§ Work request
Select all lines in the records that include "name".

§ Data shown

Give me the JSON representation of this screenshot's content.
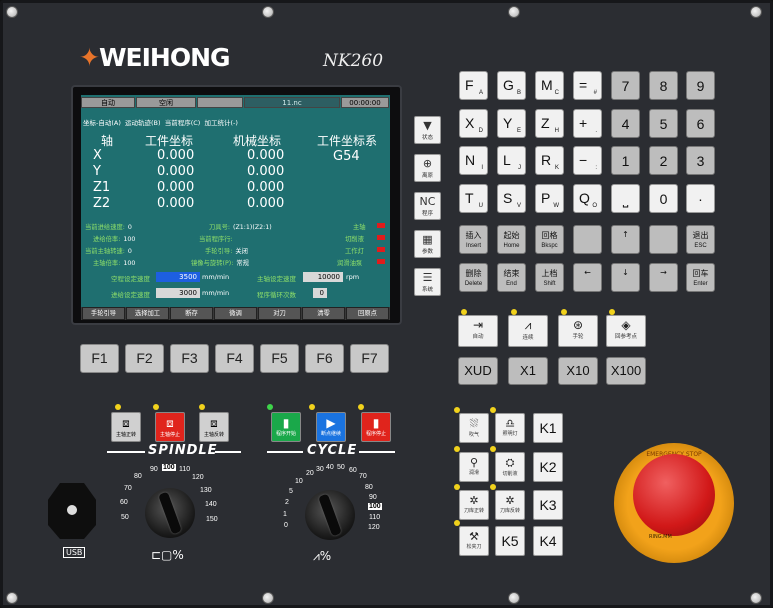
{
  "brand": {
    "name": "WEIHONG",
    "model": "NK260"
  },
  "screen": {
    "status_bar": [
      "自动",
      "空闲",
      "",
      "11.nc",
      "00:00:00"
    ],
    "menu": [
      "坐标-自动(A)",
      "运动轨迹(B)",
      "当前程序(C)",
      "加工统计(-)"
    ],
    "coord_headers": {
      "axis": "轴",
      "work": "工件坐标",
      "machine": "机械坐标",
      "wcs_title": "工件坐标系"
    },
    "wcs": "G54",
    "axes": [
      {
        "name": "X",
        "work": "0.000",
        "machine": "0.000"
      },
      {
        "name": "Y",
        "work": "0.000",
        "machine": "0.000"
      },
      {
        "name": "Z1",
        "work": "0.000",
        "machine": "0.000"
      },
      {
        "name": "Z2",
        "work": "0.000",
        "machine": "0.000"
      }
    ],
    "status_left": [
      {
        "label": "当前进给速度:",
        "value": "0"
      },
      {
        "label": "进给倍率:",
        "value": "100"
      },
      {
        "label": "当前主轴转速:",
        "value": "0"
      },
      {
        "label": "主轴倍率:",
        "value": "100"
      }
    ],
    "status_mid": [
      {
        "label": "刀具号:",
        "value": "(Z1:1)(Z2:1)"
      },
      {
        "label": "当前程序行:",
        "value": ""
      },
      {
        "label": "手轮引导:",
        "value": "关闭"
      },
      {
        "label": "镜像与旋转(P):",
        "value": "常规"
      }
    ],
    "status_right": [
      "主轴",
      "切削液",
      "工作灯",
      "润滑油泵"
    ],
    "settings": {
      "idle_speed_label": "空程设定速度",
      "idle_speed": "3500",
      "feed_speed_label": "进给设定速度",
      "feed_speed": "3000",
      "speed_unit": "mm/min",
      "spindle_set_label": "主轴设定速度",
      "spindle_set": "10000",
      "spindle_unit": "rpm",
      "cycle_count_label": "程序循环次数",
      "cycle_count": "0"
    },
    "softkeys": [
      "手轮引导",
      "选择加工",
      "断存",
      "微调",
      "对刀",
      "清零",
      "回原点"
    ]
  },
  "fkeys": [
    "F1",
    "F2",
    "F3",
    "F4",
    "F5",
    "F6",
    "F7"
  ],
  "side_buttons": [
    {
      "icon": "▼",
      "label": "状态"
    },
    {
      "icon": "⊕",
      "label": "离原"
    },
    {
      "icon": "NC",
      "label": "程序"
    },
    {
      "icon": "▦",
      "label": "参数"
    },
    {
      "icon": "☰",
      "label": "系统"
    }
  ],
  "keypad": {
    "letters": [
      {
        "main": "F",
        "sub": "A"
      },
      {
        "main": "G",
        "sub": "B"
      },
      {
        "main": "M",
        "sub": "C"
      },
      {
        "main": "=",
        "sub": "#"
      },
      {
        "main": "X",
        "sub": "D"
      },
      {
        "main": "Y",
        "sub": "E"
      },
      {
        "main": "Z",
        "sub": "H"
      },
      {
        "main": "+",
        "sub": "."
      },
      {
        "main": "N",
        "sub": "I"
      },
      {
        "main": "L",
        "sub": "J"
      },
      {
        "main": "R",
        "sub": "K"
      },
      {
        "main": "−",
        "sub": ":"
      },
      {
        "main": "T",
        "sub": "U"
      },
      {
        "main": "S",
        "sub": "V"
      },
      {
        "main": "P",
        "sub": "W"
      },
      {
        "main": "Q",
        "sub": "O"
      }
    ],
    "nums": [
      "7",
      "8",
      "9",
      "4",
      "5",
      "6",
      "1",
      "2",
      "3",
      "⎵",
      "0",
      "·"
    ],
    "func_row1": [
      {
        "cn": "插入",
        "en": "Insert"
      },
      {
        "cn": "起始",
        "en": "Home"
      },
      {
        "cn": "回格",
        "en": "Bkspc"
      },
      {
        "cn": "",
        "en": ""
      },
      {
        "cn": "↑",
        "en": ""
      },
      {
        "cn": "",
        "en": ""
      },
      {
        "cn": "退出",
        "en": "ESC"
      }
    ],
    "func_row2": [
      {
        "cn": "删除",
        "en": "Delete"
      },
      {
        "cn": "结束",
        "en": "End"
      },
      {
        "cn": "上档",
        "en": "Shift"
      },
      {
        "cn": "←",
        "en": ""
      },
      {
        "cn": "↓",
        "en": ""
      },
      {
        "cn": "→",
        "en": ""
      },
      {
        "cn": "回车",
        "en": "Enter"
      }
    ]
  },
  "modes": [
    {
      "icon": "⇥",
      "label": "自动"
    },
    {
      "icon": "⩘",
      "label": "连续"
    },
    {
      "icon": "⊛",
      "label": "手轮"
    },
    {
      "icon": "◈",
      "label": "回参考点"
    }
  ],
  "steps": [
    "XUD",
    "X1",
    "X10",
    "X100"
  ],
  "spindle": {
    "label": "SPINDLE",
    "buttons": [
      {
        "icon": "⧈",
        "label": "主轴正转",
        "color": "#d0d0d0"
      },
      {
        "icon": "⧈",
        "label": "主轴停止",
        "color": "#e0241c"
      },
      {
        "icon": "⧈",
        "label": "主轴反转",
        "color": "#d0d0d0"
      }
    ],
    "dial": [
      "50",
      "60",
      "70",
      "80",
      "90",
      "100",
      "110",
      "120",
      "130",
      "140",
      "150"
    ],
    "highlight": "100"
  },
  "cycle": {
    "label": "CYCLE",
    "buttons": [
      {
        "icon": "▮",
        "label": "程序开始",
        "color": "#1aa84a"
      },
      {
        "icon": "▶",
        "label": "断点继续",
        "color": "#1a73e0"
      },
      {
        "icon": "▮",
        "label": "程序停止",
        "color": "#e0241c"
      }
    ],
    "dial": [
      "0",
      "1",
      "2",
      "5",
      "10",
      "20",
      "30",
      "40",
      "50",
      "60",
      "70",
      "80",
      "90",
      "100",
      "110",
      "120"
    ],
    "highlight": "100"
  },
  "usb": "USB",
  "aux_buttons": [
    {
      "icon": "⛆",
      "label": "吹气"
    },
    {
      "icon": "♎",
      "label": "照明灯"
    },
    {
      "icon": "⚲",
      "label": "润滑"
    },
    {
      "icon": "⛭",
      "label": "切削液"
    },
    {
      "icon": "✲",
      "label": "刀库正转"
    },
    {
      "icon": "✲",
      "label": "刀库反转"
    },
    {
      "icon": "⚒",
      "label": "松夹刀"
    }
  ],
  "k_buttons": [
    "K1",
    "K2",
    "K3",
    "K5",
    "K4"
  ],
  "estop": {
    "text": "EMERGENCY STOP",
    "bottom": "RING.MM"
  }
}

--

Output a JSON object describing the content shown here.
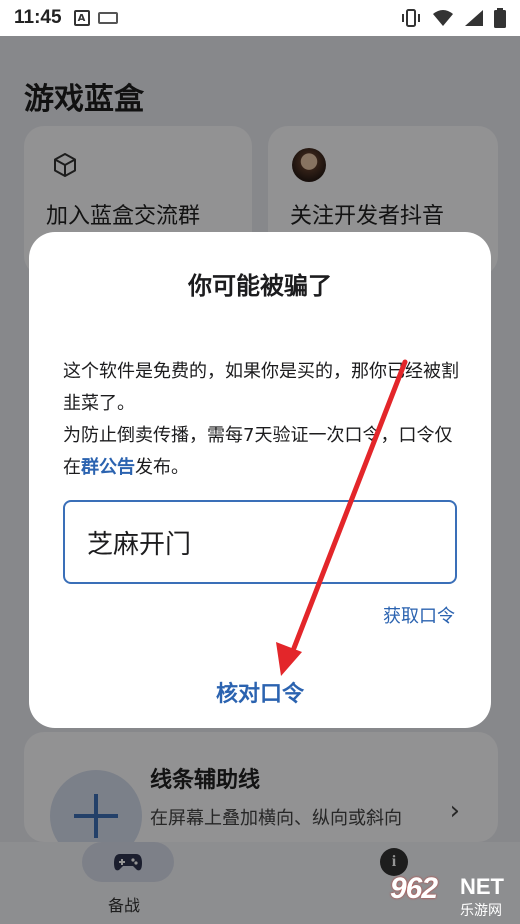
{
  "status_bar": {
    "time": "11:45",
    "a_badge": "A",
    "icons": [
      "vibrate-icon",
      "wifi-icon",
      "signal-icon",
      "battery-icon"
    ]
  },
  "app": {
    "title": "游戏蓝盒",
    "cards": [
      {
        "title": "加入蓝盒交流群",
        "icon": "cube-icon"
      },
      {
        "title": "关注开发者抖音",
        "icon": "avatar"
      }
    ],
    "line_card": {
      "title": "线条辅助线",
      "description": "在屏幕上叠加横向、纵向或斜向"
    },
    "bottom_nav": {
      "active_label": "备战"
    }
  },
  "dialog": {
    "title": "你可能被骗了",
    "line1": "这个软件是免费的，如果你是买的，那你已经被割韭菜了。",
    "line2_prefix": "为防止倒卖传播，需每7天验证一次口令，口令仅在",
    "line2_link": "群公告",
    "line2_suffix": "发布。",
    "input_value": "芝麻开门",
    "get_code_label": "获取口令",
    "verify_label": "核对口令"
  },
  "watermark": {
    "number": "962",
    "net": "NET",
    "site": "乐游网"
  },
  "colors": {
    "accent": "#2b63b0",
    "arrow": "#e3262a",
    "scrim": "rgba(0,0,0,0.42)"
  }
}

§ Solution for this task
    "name": "WEIHONG",
        "name": "X",
        "name": "Y",
        "name": "Z1",
        "name": "Z2",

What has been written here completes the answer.